Version 4.7.1 of the Minie physics library was released today (11 March).
If you have projects that use Minie, I recommend updating to the new release.
EDIT: v4.7.1 is no longer recommended due to issue 23. Use v4.8.1 instead.
The release adds new APIs related to rigid-body contacts, based on suggestions made by @qwq.
When Bullet Physics detects a collision between 2 rigid bodies, it generates a contact manifold that approximately describes the intersection of their shapes. Each manifold is composed of up to 4 contact points. Bullet uses contact manifolds and contact points to resolve rigid-body collisions by the end of the current physics step.
The old collision-detection mechanisms [
addOngoingCollisionListener()] generate a
PhysicsCollisionListener callback for every contact point.
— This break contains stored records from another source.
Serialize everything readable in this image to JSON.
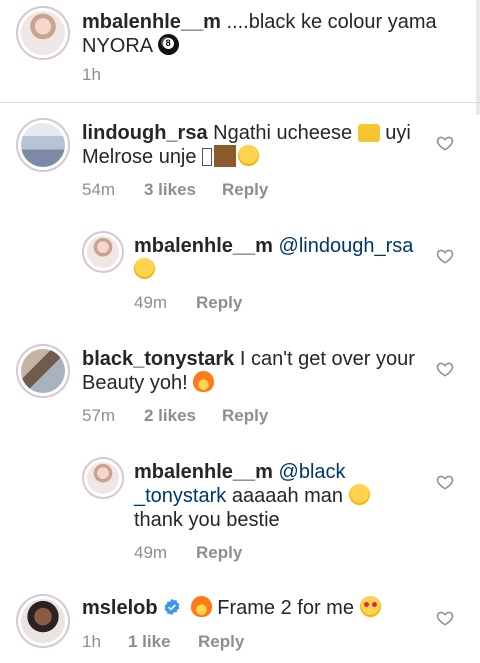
{
  "comments": [
    {
      "username": "mbalenhle__m",
      "text": " ....black ke colour yama NYORA",
      "time": "1h"
    },
    {
      "username": "lindough_rsa",
      "text": " Ngathi ucheese ",
      "text2": " uyi Melrose unje ",
      "time": "54m",
      "likes": "3 likes",
      "reply": "Reply"
    },
    {
      "username": "mbalenhle__m",
      "mention": "@lindough_rsa",
      "time": "49m",
      "reply": "Reply"
    },
    {
      "username": "black_tonystark",
      "text": " I can't get over your Beauty yoh! ",
      "time": "57m",
      "likes": "2 likes",
      "reply": "Reply"
    },
    {
      "username": "mbalenhle__m",
      "mention": "@black _tonystark",
      "text": " aaaaah man ",
      "text2": "thank you bestie",
      "time": "49m",
      "reply": "Reply"
    },
    {
      "username": "mslelob",
      "text": "Frame 2 for me ",
      "time": "1h",
      "likes": "1 like",
      "reply": "Reply"
    }
  ],
  "icons": {
    "eight_ball": "eight-ball-emoji",
    "cheese": "cheese-emoji",
    "laugh": "tears-of-joy-emoji",
    "rofl": "rolling-laughing-emoji",
    "fire": "fire-emoji",
    "smile": "smiling-emoji",
    "heart_eyes": "heart-eyes-emoji",
    "verified": "verified-badge-icon",
    "heart": "heart-outline-icon"
  },
  "colors": {
    "mention": "#00376b",
    "meta": "#8e8e8e",
    "verified": "#3897f0"
  }
}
However, such callbacks don’t occur immediately (in the the midst of a physics step). Instead, the
PhysicsSpace queues up
PhysicsCollisionEvents and delivers them to the application during the next
BulletAppState.update(). This is convenient because
update() occurs on the render thread (which might be distinct from the physics thread), so it’s OK to modify the scene graph in a
The new mechanism [
addContactListener()] generates callbacks in the midst of a physics step. It is more efficient (because no event object is created). It also enables applications to modify contact points on the fly, which proves useful for simulating conveyor belts, as in a classic Bullet Physics example:
@qwq has kindly provided a JMonkeyEngine version of the conveyor-belt demo: Minie/ConveyorDemo.java at master · stephengold/Minie · GitHub
A possible downside is that the new callbacks occur on the physics thread. It isn’t always safe to modify the scene graph from such contexts. However, the old mechanisms are still available in case you need them.
The release also adds methods to enumerate (and count) all contact manifolds in a
PhysicsSpace. These methods are intended for debugging rigid-body contacts and may also prove useful for collision detection.
The release also fixes a couple minor bugs. (See the release log for details.)
It’s named “4.7.1” because the “4.7.0” release suffered a build failure. I apologize for any confusion or inconvenience caused by the numbering gap.